*** Opening of Dataset records ***

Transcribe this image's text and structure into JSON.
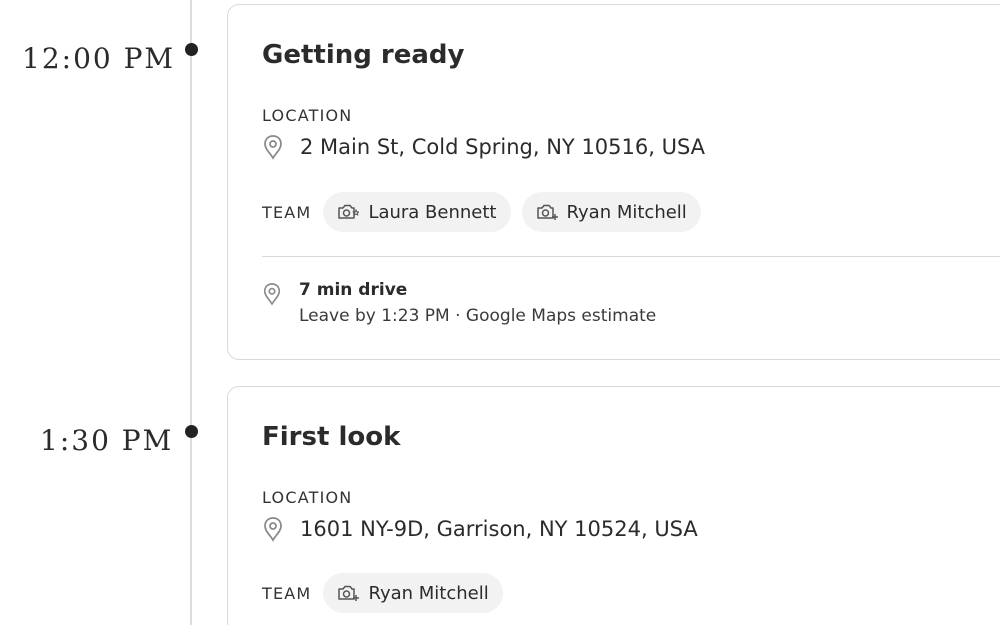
{
  "events": [
    {
      "time": "12:00 PM",
      "title": "Getting ready",
      "location_label": "LOCATION",
      "location": "2 Main St, Cold Spring, NY 10516, USA",
      "team_label": "TEAM",
      "team": [
        {
          "name": "Laura Bennett",
          "icon": "camera-star-icon"
        },
        {
          "name": "Ryan Mitchell",
          "icon": "camera-plus-icon"
        }
      ],
      "drive": {
        "title": "7 min drive",
        "subtitle": "Leave by 1:23 PM · Google Maps estimate"
      }
    },
    {
      "time": "1:30 PM",
      "title": "First look",
      "location_label": "LOCATION",
      "location": "1601 NY-9D, Garrison, NY 10524, USA",
      "team_label": "TEAM",
      "team": [
        {
          "name": "Ryan Mitchell",
          "icon": "camera-plus-icon"
        }
      ]
    }
  ],
  "colors": {
    "text": "#2b2b2b",
    "card_border": "#d9d9d9",
    "chip_bg": "#f2f2f2",
    "timeline": "#dcdcdc",
    "dot": "#222222"
  }
}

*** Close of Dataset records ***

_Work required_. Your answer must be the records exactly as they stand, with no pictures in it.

_Output of the exercise_.
Transcribe this image's text and structure into JSON.
{
  "events": [
    {
      "time": "12:00 PM",
      "title": "Getting ready",
      "location_label": "LOCATION",
      "location": "2 Main St, Cold Spring, NY 10516, USA",
      "team_label": "TEAM",
      "team": [
        {
          "name": "Laura Bennett",
          "icon": "camera-star-icon"
        },
        {
          "name": "Ryan Mitchell",
          "icon": "camera-plus-icon"
        }
      ],
      "drive": {
        "title": "7 min drive",
        "subtitle": "Leave by 1:23 PM · Google Maps estimate"
      }
    },
    {
      "time": "1:30 PM",
      "title": "First look",
      "location_label": "LOCATION",
      "location": "1601 NY-9D, Garrison, NY 10524, USA",
      "team_label": "TEAM",
      "team": [
        {
          "name": "Ryan Mitchell",
          "icon": "camera-plus-icon"
        }
      ]
    }
  ],
  "colors": {
    "text": "#2b2b2b",
    "card_border": "#d9d9d9",
    "chip_bg": "#f2f2f2",
    "timeline": "#dcdcdc",
    "dot": "#222222"
  }
}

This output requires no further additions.